10. The difference between waves and currents can be seen in how they break onshore; waves will break onto shore while currents won’t.
Interesting Statistics or Facts of Waves, Currents
1. The largest wave ever recorded was a 100-foot tall monster that hit the West Coast of Canada in 2013.
2. All waves start as wind and water move across the surface of the sea.
3. Currents are caused by wind blowing against currents, which creates waves on top.
4. When you’re surfing, it’s important to remember that your weight is always shifting from one foot to another because there’s always a current pushing you away from where you want to be.
5. If two or more waves come together at an angle, they’ll create a new wave called interference patterns.
6. A tsunami can destroy up to 50 miles inland before it even makes landfall.
Interesting Statistics or Facts of Tides
1. Tides are caused by the gravitational pull of the moon and sun.
2. The highest tides occur when both the moon and sun are at their closest to Earth.
3. The lowest tides happen when they’re furthest away from Earth.
4. Tides can be predicted because we know how long it takes for them to change direction.
5. Low tide happens twice a day, whereas high tide only happens once a day.
6. Ocean water is not affected by gravity as much as freshwater; this is why you’ll see higher tides in coastal areas than inland areas.

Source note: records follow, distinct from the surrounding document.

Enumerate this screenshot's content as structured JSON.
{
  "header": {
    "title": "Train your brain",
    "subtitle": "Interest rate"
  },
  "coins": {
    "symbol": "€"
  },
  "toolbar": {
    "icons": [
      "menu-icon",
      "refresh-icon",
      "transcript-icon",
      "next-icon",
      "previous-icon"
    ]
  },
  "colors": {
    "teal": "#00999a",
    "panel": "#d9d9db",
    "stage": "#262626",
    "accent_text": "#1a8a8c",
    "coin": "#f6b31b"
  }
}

Tides are driven by the gravitational pull of the moon and sun. The tides in one area may not be very high or low because they depend on how close that location is to these celestial bodies. Tidal currents, however, can affect many areas at once-sometimes causing flooding in some places and drought in others. Currents also make waves which we see as wind blowing across a body of water like an ocean or lake–but you don’t usually notice them unless something is happening locally that makes waves more noticeable (like large ships coming into port). Waves come from winds pushing against the surface of the water such as storms rolling through coastal cities; while current comes from moving liquid-like when rivers swell with rainwater during spring runoff season.